But perhaps this is the wrong question to ask. It may be more productive to wonder what Chiang’s works, when read as Asian American literature, are able to contribute to an imagining of difference as such. While applicable to “Story of Your Life” and the other stories in this collection, the latter question is even more provocatively and directly addressed in The Lifecycle of Software Objects (a work that deserves to be more widely available and read than it is). While this novella contains several characters with recognizable minority names, including a lead character named Ana Alvarez, who could be Latina or Filipina or neither, the narrative itself never provides details about their backgrounds. One might say, following Kelley’s lead in Slaying the Dragon, Reloaded, that there is a “whitening of character” in this short novel, as ethnicity and race decidedly get pushed into the background. But in this, the narrative propels to the foreground a way of thinking about difference that traverses the boundaries between human, animal, and machine. At the story’s center is the development of self-aware computer programs originally designed as virtual pets; some have cute animal avatars and others equally cute robot avatars. As time goes by, the general public loses interest in them because they prove to be as demanding as real children. And, indeed, for the hardcore group of caretakers who continue to pour resources into nurturing them and finding ways for them to develop, they become just like children. The caretakers find themselves faced with many of the same dilemmas that parents raising more conventional children face, namely how best to help their charges find and explore their potential, how best to expose them to a world that can be cruel and exploitative, and how to decide the appropriate age for letting them make their own life choices and mistakes.
What Ana discovers after years of taking care of her “software object” is that what makes him unique, capable of doing things that other self-aware programs cannot do, is precisely the care she has put into raising him: “If she’s learned anything raising Jax, it’s that there are no shortcuts; if you want to create the common sense that comes from twenty years of being in the world, you need to devote twenty years to the task. You can’t assemble an equivalent collection of heuristics in less time; experience is algorithmically incompressible.”19 Moreover, Jax is now more than an advanced computer program. Like the others who have been raised like him, he “would have once seen the world with new eyes, have had hopes fulfilled and hopes dashed, have learned how it felt to tell a lie and how it felt to be told one.”20 As a result, he cannot be treated simply as a machine or an animal but deserves the same “respect” that humans are afforded. Against the obvious humanism of these conclusions, Derek, another caretaker of the self-aware programs, reaches a slightly different appreciation for difference.
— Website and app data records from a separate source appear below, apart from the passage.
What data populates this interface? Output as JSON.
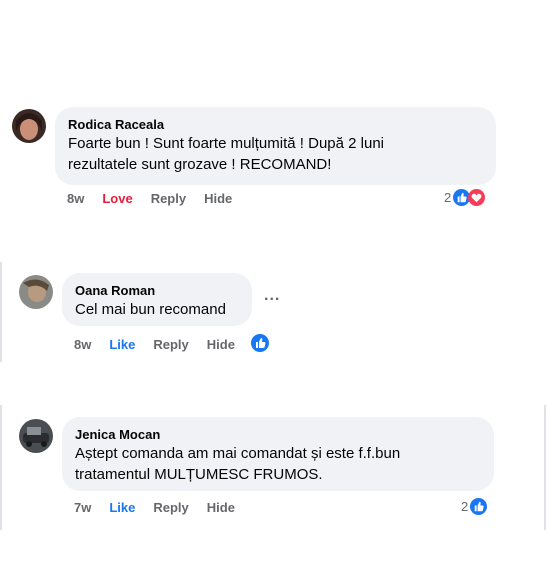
{
  "comments": [
    {
      "author": "Rodica Raceala",
      "text_lines": [
        "Foarte bun ! Sunt foarte mulțumită ! După 2 luni",
        "rezultatele sunt grozave ! RECOMAND!"
      ],
      "time": "8w",
      "reaction_action": "Love",
      "reply": "Reply",
      "hide": "Hide",
      "reaction_count": "2",
      "reactions": [
        "like-icon",
        "love-icon"
      ]
    },
    {
      "author": "Oana Roman",
      "text_lines": [
        "Cel mai bun recomand"
      ],
      "time": "8w",
      "reaction_action": "Like",
      "reply": "Reply",
      "hide": "Hide",
      "reaction_count": "",
      "reactions": [
        "like-icon"
      ],
      "more": "..."
    },
    {
      "author": "Jenica Mocan",
      "text_lines": [
        "Aștept comanda am mai comandat și este f.f.bun",
        "tratamentul MULȚUMESC FRUMOS."
      ],
      "time": "7w",
      "reaction_action": "Like",
      "reply": "Reply",
      "hide": "Hide",
      "reaction_count": "2",
      "reactions": [
        "like-icon"
      ]
    }
  ],
  "colors": {
    "bubble": "#f0f2f5",
    "like": "#1877f2",
    "love": "#e41e3f",
    "muted": "#65676b"
  }
}
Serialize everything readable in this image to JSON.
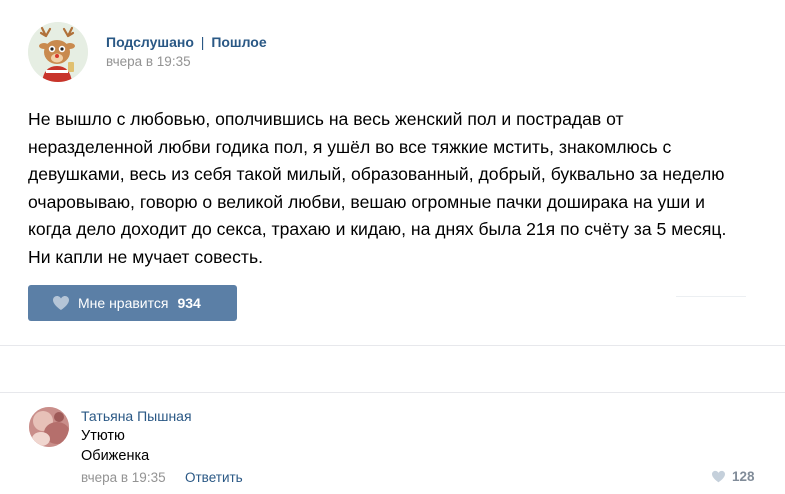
{
  "post": {
    "author_name": "Подслушано",
    "author_sep": "|",
    "author_sub": "Пошлое",
    "time": "вчера в 19:35",
    "text_lines": [
      "Не вышло с любовью, ополчившись на весь женский пол и пострадав от",
      "неразделенной любви годика пол, я ушёл во все тяжкие мстить, знакомлюсь с",
      "девушками, весь из себя такой милый, образованный, добрый, буквально за неделю",
      "очаровываю, говорю о великой любви, вешаю огромные пачки доширака на уши и",
      "когда дело доходит до секса, трахаю и кидаю, на днях была 21я по счёту за 5 месяц.",
      "Ни капли не мучает совесть."
    ],
    "like_label": "Мне нравится",
    "like_count": "934",
    "like_icon": "heart-icon",
    "avatar_icon": "deer-avatar"
  },
  "comment": {
    "author": "Татьяна Пышная",
    "line1": "Утютю",
    "line2": "Обиженка",
    "time": "вчера в 19:35",
    "reply_label": "Ответить",
    "like_count": "128",
    "like_icon": "heart-icon"
  },
  "colors": {
    "link": "#2a5885",
    "button": "#5b7fa6",
    "muted": "#939393"
  }
}
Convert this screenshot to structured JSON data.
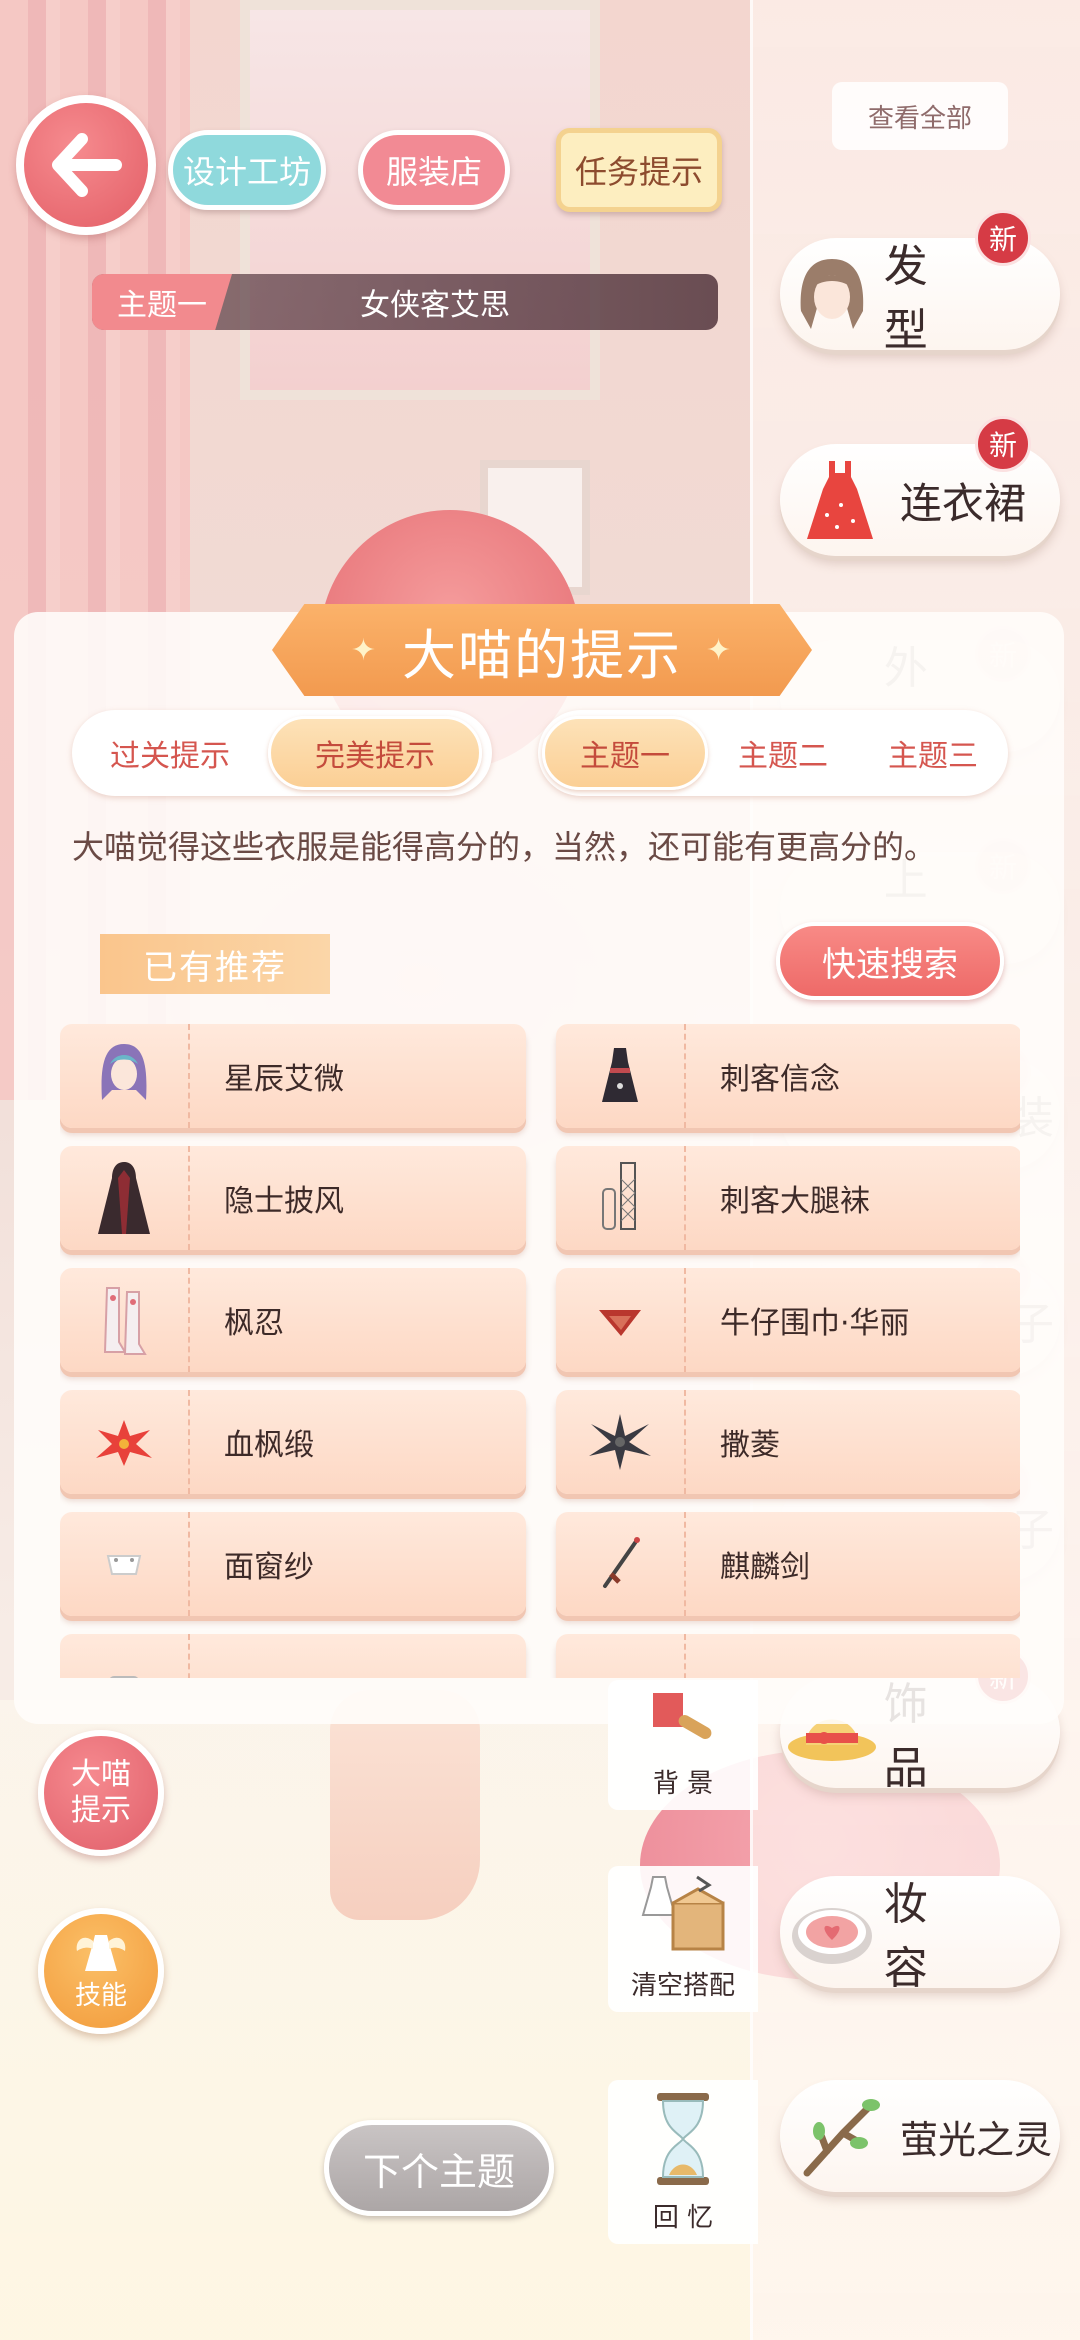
{
  "header": {
    "design_label": "设计工坊",
    "shop_label": "服装店",
    "task_label": "任务提示",
    "view_all_label": "查看全部"
  },
  "theme": {
    "tag": "主题一",
    "name": "女侠客艾思"
  },
  "categories": [
    {
      "label": "发 型",
      "badge": "新",
      "icon": "hairstyle-icon"
    },
    {
      "label": "连衣裙",
      "badge": "新",
      "icon": "dress-icon"
    },
    {
      "label": "外 套",
      "badge": "新",
      "icon": "coat-icon"
    },
    {
      "label": "上 衣",
      "badge": "新",
      "icon": "top-icon"
    },
    {
      "label": "装",
      "badge": "新",
      "icon": "bottom-icon"
    },
    {
      "label": "子",
      "badge": "新",
      "icon": "socks-icon"
    },
    {
      "label": "子",
      "badge": "新",
      "icon": "shoes-icon"
    },
    {
      "label": "饰 品",
      "badge": "新",
      "icon": "hat-icon"
    },
    {
      "label": "妆 容",
      "badge": "",
      "icon": "makeup-icon"
    },
    {
      "label": "萤光之灵",
      "badge": "",
      "icon": "branch-icon"
    }
  ],
  "hint": {
    "title": "大喵的提示",
    "tabs_left": [
      "过关提示",
      "完美提示"
    ],
    "tabs_right": [
      "主题一",
      "主题二",
      "主题三"
    ],
    "active_left": "完美提示",
    "active_right": "主题一",
    "description": "大喵觉得这些衣服是能得高分的，当然，还可能有更高分的。",
    "section_label": "已有推荐",
    "quick_search_label": "快速搜索",
    "items": [
      {
        "name": "星辰艾微",
        "icon": "purple-hair-icon"
      },
      {
        "name": "刺客信念",
        "icon": "black-dress-icon"
      },
      {
        "name": "隐士披风",
        "icon": "cloak-icon"
      },
      {
        "name": "刺客大腿袜",
        "icon": "stockings-icon"
      },
      {
        "name": "枫忍",
        "icon": "boots-icon"
      },
      {
        "name": "牛仔围巾·华丽",
        "icon": "scarf-icon"
      },
      {
        "name": "血枫缎",
        "icon": "red-leaf-icon"
      },
      {
        "name": "撒菱",
        "icon": "caltrop-icon"
      },
      {
        "name": "面窗纱",
        "icon": "veil-icon"
      },
      {
        "name": "麒麟剑",
        "icon": "sword-icon"
      },
      {
        "name": "",
        "icon": "accessory-icon"
      },
      {
        "name": "",
        "icon": "accessory-icon"
      }
    ]
  },
  "bottom": {
    "daimiao_line1": "大喵",
    "daimiao_line2": "提示",
    "skill_label": "技能",
    "next_theme_label": "下个主题",
    "background_label": "背 景",
    "clear_label": "清空搭配",
    "memory_label": "回 忆"
  },
  "colors": {
    "accent_red": "#e35e66",
    "accent_orange": "#f29a4f",
    "badge_red": "#d63b45",
    "item_bg": "#fdd8c4"
  }
}
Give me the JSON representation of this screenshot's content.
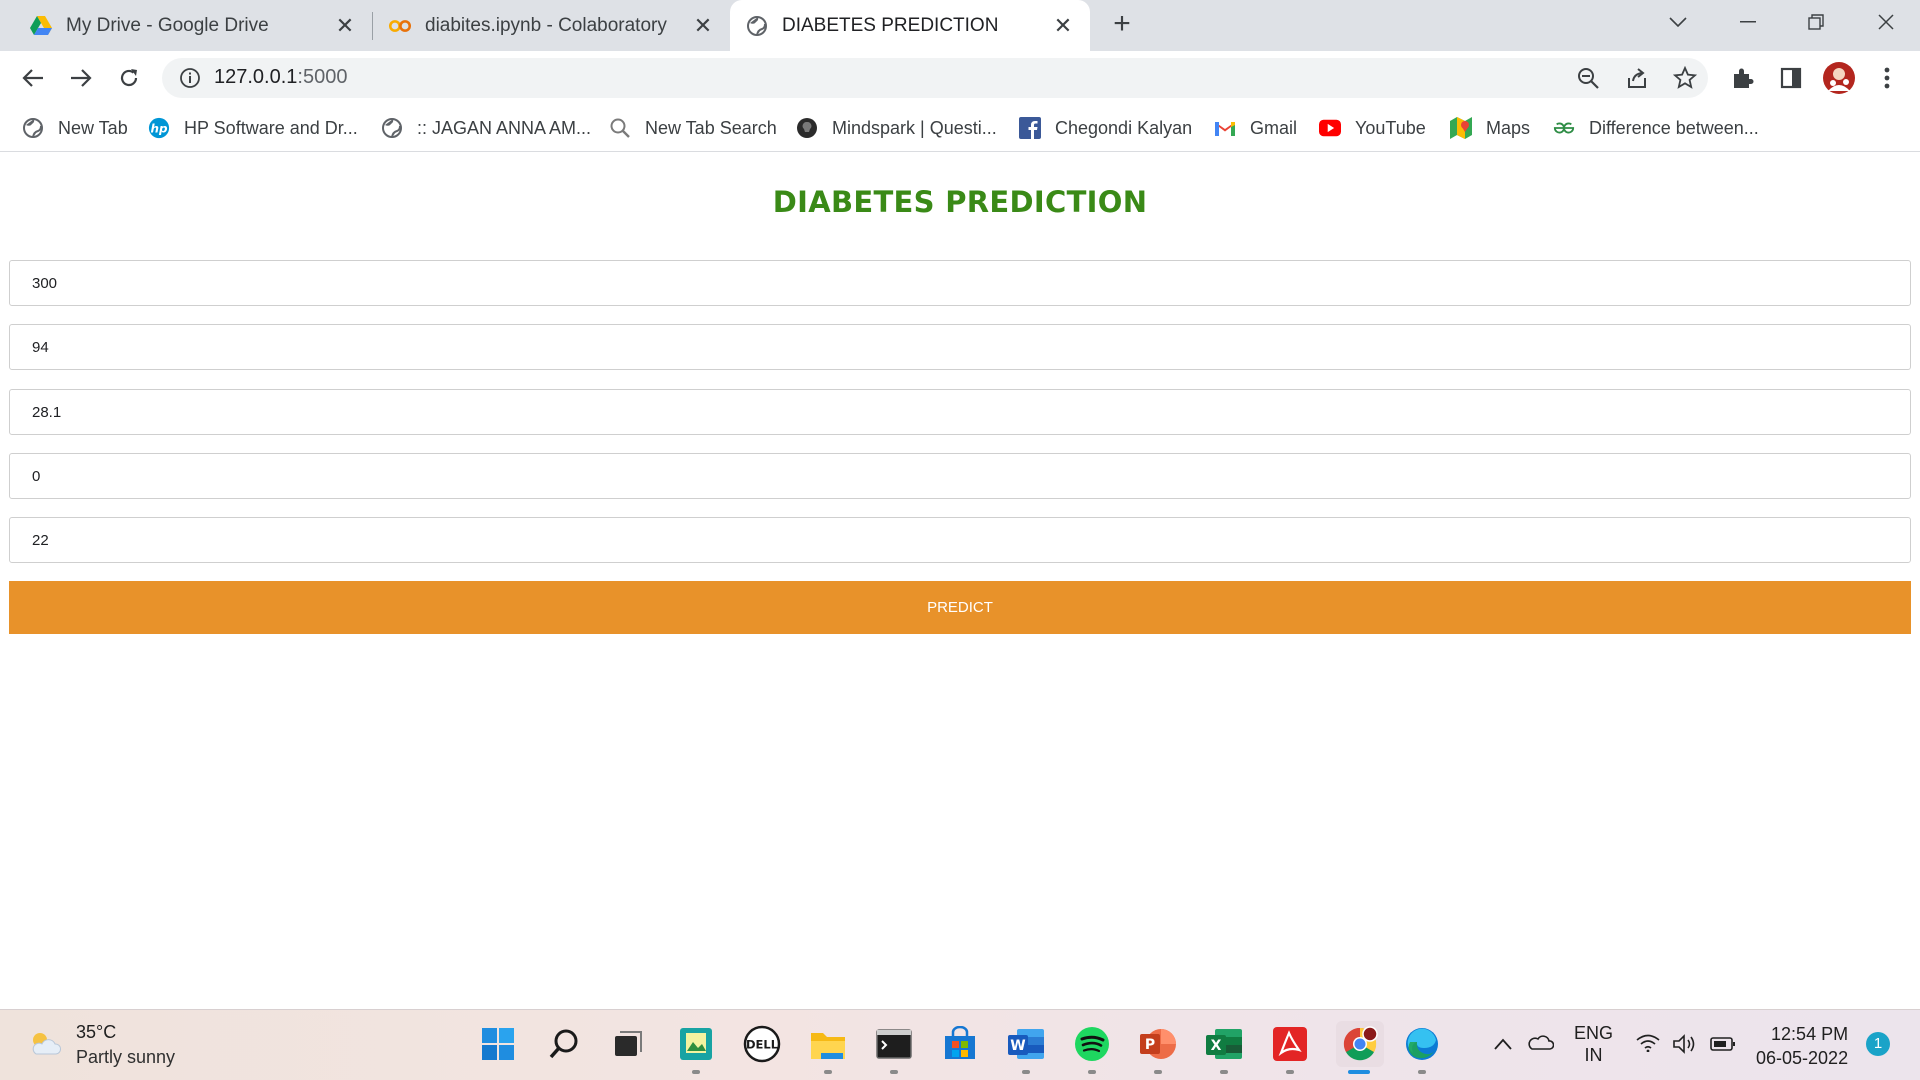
{
  "browser": {
    "tabs": [
      {
        "title": "My Drive - Google Drive",
        "icon": "google-drive-icon",
        "active": false
      },
      {
        "title": "diabites.ipynb - Colaboratory",
        "icon": "colab-icon",
        "active": false
      },
      {
        "title": "DIABETES PREDICTION",
        "icon": "globe-icon",
        "active": true
      }
    ],
    "new_tab": "+",
    "address": {
      "host": "127.0.0.1",
      "port": ":5000"
    },
    "bookmarks": [
      {
        "label": "New Tab",
        "icon": "globe-icon"
      },
      {
        "label": "HP Software and Dr...",
        "icon": "hp-icon"
      },
      {
        "label": ":: JAGAN ANNA AM...",
        "icon": "globe-icon"
      },
      {
        "label": "New Tab Search",
        "icon": "search-icon"
      },
      {
        "label": "Mindspark | Questi...",
        "icon": "mindspark-icon"
      },
      {
        "label": "Chegondi Kalyan",
        "icon": "facebook-icon"
      },
      {
        "label": "Gmail",
        "icon": "gmail-icon"
      },
      {
        "label": "YouTube",
        "icon": "youtube-icon"
      },
      {
        "label": "Maps",
        "icon": "maps-icon"
      },
      {
        "label": "Difference between...",
        "icon": "geeksforgeeks-icon"
      }
    ]
  },
  "page": {
    "title": "DIABETES PREDICTION",
    "fields": [
      "300",
      "94",
      "28.1",
      "0",
      "22"
    ],
    "predict_label": "PREDICT",
    "title_color": "#3a8a17",
    "button_color": "#e8922a"
  },
  "taskbar": {
    "weather": {
      "temp": "35°C",
      "condition": "Partly sunny"
    },
    "language": {
      "line1": "ENG",
      "line2": "IN"
    },
    "time": "12:54 PM",
    "date": "06-05-2022",
    "notifications": "1"
  }
}
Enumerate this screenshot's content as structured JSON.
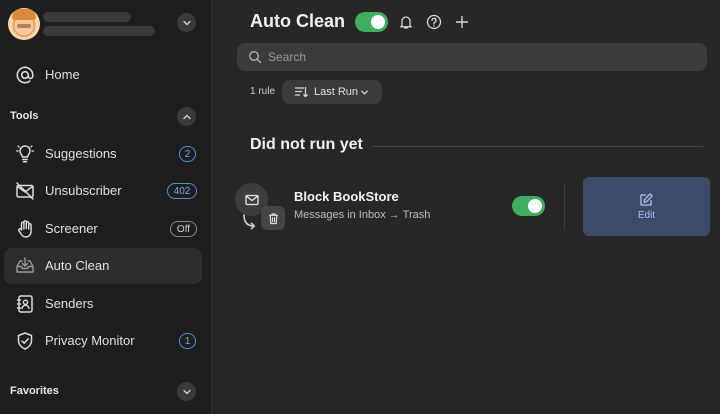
{
  "sidebar": {
    "home_label": "Home",
    "tools_section": "Tools",
    "items": [
      {
        "label": "Suggestions",
        "icon": "lightbulb-icon",
        "badge": "2"
      },
      {
        "label": "Unsubscriber",
        "icon": "mail-off-icon",
        "badge": "402"
      },
      {
        "label": "Screener",
        "icon": "hand-icon",
        "badge": "Off"
      },
      {
        "label": "Auto Clean",
        "icon": "inbox-clean-icon",
        "badge": ""
      },
      {
        "label": "Senders",
        "icon": "contacts-book-icon",
        "badge": ""
      },
      {
        "label": "Privacy Monitor",
        "icon": "shield-check-icon",
        "badge": "1"
      }
    ],
    "favorites_section": "Favorites"
  },
  "header": {
    "title": "Auto Clean",
    "enabled": true
  },
  "search": {
    "placeholder": "Search"
  },
  "toolbar": {
    "rule_count": "1 rule",
    "sort_label": "Last Run"
  },
  "group": {
    "title": "Did not run yet"
  },
  "rule": {
    "name": "Block BookStore",
    "description": "Messages in Inbox → Trash",
    "enabled": true,
    "edit_label": "Edit"
  },
  "colors": {
    "accent_green": "#3fae5e",
    "badge_blue": "#4d8fd6",
    "edit_bg": "#3d4a68"
  }
}
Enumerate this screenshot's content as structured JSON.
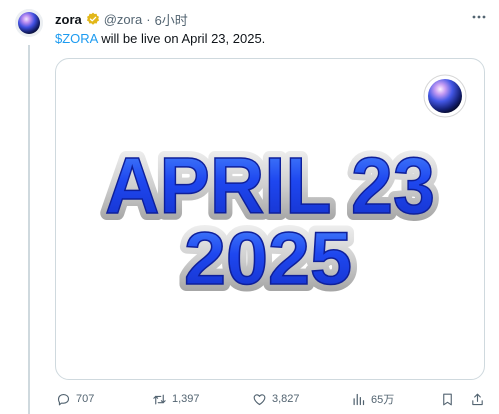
{
  "tweet": {
    "display_name": "zora",
    "handle": "@zora",
    "dot": "·",
    "time": "6小时",
    "text_cashtag": "$ZORA",
    "text_rest": " will be live on April 23, 2025.",
    "media": {
      "line1": "APRIL 23",
      "line2": "2025"
    },
    "stats": {
      "replies": "707",
      "reposts": "1,397",
      "likes": "3,827",
      "views": "65万"
    }
  },
  "icons": {
    "verified": "verified-badge-icon",
    "more": "more-options-icon",
    "reply": "reply-icon",
    "repost": "repost-icon",
    "like": "heart-icon",
    "views": "views-bar-chart-icon",
    "bookmark": "bookmark-icon",
    "share": "share-icon"
  },
  "colors": {
    "accent": "#1d9bf0",
    "verified_gold": "#e2b719",
    "headline_blue": "#1f3fe0",
    "muted": "#536471"
  }
}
While he would agree that nothing beats experience and that his programs deserve to be respected, he also thinks (according to the narrator), “Marco and Polo aren’t human, and maybe thinking of them as if they were is a mistake, forcing them to conform to [Derek’s] expectations instead of letting them be themselves. Is it more respectful to treat him like a human being, or to accept that he isn’t one?”